> _EXERCISE DIRECTIONS_
Across all entries below, how many lines include "title"? Only the number, please.

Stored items
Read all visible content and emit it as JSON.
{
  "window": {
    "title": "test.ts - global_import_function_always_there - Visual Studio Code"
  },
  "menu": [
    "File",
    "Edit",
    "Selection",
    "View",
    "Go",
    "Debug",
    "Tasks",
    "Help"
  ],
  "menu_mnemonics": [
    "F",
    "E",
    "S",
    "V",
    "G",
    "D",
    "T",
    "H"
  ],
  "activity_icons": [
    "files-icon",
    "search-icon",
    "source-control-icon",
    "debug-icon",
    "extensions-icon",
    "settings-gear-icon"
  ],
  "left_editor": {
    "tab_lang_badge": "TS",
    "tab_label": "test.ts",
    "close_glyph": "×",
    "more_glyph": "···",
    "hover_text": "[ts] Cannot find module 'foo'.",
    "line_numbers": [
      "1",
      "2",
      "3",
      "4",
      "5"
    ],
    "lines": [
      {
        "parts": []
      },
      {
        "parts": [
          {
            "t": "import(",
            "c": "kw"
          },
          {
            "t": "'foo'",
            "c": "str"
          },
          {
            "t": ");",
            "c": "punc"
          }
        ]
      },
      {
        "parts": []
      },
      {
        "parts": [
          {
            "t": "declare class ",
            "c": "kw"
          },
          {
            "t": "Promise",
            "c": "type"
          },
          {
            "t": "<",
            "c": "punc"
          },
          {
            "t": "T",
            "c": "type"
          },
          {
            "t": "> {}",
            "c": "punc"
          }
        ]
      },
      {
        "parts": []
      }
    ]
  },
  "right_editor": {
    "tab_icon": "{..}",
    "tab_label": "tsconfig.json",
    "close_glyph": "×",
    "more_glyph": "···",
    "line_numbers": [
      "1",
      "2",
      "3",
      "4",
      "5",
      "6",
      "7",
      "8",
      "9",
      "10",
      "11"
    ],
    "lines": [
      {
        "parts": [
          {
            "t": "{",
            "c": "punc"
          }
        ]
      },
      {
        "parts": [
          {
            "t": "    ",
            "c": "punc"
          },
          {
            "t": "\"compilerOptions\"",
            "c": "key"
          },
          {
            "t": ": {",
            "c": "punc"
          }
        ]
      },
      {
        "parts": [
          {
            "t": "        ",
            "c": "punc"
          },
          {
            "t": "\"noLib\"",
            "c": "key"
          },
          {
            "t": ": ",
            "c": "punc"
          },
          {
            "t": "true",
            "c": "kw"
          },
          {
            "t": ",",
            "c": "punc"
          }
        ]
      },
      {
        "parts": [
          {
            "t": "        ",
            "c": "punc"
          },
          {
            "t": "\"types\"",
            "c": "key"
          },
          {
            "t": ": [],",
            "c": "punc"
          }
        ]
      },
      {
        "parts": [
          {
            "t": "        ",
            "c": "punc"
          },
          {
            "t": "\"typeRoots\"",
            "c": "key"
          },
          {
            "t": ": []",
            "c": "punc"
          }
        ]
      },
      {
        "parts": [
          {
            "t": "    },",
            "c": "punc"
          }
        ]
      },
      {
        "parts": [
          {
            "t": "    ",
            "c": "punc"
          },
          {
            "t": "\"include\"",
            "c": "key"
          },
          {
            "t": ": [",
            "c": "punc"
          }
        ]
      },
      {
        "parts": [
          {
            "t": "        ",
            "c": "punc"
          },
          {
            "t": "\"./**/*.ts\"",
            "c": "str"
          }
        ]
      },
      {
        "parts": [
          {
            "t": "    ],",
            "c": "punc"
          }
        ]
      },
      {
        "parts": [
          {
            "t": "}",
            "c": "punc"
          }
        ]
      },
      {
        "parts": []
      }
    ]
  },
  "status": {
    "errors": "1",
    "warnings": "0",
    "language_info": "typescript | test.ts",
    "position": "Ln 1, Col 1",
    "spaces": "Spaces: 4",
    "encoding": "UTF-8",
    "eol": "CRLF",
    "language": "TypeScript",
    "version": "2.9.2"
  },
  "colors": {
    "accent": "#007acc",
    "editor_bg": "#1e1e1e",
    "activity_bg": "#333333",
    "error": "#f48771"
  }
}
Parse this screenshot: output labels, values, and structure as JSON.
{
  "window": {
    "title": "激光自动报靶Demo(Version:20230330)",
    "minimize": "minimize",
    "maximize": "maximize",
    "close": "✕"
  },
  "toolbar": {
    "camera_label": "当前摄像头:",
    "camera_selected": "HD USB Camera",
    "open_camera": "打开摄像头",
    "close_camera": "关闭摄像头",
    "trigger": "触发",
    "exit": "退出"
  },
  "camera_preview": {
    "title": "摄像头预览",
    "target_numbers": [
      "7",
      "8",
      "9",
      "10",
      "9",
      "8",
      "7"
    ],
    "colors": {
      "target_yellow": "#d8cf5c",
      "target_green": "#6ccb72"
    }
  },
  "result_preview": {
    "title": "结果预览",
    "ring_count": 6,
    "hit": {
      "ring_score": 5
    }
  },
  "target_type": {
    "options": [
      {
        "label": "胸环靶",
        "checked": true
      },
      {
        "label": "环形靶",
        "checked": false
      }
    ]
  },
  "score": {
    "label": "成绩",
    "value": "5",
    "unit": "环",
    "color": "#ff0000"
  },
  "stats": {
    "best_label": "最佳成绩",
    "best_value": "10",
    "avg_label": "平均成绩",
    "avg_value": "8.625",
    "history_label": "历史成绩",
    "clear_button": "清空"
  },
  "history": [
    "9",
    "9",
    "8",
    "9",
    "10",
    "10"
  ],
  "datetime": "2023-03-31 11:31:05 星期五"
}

> _YOUR RESPONSE_
4